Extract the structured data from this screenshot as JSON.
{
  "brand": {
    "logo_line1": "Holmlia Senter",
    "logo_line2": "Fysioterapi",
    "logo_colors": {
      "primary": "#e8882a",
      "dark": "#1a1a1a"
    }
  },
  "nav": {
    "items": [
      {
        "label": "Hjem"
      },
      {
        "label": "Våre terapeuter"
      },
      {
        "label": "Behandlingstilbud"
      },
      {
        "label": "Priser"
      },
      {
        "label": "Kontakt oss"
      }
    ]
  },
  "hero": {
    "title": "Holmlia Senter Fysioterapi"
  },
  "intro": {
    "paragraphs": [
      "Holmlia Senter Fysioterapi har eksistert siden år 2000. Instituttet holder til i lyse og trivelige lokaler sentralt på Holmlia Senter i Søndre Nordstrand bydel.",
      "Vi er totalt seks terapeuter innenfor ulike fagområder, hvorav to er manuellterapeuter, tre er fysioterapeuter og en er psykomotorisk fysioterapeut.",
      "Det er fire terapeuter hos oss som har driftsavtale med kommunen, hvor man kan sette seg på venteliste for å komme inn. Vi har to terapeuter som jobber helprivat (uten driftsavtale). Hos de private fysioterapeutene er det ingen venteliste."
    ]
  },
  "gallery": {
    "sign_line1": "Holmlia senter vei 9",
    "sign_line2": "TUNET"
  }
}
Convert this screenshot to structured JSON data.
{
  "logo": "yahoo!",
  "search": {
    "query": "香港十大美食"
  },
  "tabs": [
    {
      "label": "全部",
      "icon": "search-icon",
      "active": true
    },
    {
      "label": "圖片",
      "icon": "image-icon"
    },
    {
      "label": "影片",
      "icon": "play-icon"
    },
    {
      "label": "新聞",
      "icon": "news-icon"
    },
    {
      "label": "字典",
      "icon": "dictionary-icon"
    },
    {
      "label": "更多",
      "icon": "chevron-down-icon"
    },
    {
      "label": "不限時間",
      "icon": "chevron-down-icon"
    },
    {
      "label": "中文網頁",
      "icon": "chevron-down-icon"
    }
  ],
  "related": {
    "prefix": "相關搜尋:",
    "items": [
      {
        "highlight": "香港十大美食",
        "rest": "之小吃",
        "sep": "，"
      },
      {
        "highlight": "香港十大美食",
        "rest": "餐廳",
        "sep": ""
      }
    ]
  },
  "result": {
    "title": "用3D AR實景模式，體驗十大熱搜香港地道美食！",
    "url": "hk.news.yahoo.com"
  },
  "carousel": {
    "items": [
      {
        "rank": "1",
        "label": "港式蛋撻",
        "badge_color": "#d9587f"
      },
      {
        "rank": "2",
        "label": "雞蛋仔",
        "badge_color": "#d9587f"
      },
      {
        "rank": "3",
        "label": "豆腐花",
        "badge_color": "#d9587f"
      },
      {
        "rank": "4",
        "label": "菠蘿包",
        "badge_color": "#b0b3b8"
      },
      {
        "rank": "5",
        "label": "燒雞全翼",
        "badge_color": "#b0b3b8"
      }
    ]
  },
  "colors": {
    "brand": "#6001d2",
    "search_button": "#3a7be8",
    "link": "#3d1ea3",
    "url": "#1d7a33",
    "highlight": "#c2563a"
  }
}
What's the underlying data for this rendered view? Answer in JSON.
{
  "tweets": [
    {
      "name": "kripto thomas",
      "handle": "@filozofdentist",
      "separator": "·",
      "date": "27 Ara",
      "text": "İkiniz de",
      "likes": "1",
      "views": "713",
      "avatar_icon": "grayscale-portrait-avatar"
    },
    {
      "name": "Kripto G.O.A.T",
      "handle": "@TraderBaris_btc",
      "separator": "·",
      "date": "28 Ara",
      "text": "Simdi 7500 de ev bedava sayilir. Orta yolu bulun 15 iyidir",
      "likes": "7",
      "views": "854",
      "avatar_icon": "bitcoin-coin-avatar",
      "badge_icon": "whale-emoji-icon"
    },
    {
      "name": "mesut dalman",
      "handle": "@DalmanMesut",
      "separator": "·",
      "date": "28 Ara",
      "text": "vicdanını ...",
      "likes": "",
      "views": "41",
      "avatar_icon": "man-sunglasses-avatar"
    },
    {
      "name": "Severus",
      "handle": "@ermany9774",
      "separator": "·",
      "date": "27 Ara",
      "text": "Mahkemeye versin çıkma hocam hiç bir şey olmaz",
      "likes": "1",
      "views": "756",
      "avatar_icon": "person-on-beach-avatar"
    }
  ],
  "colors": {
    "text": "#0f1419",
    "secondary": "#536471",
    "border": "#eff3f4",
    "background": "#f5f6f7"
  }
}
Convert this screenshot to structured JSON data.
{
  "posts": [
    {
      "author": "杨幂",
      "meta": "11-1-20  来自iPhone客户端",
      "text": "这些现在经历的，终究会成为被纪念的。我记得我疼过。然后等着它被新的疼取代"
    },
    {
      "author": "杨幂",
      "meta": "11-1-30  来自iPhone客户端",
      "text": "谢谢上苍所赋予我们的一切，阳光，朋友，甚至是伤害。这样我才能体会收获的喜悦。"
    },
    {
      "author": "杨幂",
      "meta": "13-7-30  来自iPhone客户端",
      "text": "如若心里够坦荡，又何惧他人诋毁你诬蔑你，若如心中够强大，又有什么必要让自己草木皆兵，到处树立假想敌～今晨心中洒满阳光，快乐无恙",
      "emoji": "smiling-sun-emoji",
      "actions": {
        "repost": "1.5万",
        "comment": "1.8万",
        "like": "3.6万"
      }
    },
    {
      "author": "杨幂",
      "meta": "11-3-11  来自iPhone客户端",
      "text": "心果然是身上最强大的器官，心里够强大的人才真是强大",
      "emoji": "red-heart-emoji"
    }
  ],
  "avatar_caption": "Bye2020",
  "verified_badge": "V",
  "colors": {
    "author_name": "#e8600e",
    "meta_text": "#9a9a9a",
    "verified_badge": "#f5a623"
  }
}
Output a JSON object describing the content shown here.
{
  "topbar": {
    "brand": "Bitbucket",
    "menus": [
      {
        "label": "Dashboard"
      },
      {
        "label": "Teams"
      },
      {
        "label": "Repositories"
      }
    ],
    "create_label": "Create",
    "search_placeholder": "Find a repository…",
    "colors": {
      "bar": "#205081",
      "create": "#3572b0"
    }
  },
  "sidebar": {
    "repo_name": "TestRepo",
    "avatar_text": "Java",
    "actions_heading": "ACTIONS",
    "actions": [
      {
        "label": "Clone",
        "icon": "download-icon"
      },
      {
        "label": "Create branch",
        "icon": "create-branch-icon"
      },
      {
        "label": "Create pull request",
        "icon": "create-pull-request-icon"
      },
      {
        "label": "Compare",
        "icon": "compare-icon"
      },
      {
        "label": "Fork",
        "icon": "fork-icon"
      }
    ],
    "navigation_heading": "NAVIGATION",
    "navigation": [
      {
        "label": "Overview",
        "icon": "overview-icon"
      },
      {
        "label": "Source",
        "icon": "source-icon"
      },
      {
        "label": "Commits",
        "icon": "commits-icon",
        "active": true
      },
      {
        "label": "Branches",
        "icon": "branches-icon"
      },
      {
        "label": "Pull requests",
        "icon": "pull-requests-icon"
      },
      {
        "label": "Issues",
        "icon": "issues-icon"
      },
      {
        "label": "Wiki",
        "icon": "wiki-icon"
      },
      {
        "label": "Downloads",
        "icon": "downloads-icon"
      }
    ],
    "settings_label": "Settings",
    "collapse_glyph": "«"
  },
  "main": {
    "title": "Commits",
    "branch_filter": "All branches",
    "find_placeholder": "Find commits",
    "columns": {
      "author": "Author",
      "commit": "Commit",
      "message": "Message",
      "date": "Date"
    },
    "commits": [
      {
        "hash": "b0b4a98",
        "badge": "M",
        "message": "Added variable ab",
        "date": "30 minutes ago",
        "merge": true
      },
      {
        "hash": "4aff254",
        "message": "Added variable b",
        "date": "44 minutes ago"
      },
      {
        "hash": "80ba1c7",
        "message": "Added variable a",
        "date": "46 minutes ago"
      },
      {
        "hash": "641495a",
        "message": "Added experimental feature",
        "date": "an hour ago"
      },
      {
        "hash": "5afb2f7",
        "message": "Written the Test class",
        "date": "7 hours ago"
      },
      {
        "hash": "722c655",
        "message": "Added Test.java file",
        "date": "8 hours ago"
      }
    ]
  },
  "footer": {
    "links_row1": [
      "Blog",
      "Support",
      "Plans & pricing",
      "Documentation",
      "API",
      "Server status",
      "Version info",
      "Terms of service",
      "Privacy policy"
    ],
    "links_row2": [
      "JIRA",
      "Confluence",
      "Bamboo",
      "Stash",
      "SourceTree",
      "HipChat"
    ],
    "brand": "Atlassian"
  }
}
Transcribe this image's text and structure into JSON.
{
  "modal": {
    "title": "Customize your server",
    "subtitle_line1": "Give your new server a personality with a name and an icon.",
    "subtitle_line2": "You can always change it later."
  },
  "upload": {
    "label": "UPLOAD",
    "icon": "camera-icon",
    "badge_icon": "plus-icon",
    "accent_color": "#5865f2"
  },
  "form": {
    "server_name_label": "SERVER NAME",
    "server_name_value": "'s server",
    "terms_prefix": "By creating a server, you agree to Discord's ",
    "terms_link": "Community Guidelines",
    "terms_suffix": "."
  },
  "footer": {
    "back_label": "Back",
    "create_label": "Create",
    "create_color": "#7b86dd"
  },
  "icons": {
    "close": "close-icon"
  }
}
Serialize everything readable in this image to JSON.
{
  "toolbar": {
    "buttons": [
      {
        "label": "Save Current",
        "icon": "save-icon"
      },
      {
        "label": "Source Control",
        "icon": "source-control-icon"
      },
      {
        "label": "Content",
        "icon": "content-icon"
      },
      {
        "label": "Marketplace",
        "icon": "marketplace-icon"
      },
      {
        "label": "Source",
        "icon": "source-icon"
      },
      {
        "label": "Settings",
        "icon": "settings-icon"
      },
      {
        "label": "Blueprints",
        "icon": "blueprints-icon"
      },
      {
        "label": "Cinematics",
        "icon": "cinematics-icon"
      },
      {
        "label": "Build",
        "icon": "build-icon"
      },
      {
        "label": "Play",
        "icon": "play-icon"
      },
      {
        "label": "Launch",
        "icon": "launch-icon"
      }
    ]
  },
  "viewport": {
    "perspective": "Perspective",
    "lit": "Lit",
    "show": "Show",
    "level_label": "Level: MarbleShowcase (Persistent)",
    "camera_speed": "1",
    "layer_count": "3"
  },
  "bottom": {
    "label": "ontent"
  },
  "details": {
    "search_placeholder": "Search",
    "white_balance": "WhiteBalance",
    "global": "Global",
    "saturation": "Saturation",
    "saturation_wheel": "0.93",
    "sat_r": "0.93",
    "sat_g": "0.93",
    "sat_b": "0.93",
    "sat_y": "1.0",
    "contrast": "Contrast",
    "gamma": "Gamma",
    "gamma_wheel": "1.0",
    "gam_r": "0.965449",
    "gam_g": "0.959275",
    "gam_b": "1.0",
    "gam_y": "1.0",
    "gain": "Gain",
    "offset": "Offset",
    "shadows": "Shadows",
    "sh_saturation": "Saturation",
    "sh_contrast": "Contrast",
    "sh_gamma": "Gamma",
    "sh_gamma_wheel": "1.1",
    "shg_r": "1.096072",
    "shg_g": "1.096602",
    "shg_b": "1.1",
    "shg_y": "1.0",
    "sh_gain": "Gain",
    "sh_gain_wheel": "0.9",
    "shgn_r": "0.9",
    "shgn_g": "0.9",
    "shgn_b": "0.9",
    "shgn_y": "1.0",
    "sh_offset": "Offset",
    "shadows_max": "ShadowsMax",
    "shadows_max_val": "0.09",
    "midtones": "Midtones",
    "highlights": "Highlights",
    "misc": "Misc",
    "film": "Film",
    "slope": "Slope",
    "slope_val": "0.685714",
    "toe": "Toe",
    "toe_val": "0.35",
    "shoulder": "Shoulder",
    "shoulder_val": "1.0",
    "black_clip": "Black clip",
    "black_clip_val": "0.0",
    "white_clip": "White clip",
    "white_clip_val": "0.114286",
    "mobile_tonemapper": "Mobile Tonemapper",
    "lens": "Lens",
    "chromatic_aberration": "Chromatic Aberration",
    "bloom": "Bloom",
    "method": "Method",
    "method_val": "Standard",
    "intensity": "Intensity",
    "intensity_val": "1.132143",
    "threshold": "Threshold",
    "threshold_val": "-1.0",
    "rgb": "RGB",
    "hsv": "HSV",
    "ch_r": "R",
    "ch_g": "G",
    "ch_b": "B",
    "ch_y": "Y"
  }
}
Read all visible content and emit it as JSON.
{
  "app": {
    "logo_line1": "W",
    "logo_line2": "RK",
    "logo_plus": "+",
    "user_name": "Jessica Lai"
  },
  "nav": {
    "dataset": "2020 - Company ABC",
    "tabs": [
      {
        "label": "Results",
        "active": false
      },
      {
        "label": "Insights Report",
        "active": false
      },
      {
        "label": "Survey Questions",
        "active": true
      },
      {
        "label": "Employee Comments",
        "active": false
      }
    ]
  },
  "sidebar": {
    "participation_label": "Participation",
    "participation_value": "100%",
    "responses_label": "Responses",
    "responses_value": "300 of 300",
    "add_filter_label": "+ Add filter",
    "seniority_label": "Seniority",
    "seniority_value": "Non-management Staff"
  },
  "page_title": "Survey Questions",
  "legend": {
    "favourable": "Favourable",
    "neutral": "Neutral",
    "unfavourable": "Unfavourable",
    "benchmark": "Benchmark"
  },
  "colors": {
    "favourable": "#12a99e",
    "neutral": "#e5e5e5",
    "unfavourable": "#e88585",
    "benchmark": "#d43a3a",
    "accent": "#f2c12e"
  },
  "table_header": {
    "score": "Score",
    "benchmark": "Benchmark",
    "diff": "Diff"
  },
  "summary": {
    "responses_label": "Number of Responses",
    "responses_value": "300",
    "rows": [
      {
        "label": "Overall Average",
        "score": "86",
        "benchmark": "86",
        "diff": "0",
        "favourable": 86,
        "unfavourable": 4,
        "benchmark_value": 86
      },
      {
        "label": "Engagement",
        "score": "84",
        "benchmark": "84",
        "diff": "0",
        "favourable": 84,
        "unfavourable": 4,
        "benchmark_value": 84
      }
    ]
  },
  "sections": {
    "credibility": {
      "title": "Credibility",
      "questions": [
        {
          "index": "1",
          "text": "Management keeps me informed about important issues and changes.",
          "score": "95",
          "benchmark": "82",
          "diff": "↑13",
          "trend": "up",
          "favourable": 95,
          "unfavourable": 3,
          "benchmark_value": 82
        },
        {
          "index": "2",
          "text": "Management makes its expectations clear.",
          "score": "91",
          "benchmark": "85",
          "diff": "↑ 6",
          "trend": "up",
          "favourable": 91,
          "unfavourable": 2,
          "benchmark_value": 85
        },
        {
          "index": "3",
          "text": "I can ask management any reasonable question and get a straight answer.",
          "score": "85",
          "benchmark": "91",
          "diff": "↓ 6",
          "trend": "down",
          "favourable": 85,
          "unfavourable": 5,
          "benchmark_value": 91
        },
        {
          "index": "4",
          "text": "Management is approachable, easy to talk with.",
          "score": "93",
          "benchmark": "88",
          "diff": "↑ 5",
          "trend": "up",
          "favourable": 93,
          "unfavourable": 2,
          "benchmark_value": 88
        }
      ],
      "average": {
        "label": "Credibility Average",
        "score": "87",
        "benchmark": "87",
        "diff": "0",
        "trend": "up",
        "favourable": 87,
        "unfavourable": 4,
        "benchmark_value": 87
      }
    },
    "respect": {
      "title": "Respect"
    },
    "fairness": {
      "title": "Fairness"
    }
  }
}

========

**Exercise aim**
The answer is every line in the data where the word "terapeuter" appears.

**Answer section**
        "label": "Våre terapeuter"
      "Vi er totalt seks terapeuter innenfor ulike fagområder, hvorav to er manuellterapeuter, tre er fysioterapeuter og en er psykomotorisk fysioterapeut.",
      "Det er fire terapeuter hos oss som har driftsavtale med kommunen, hvor man kan sette seg på venteliste for å komme inn. Vi har to terapeuter som jobber helprivat (uten driftsavtale). Hos de private fysioterapeutene er det ingen venteliste."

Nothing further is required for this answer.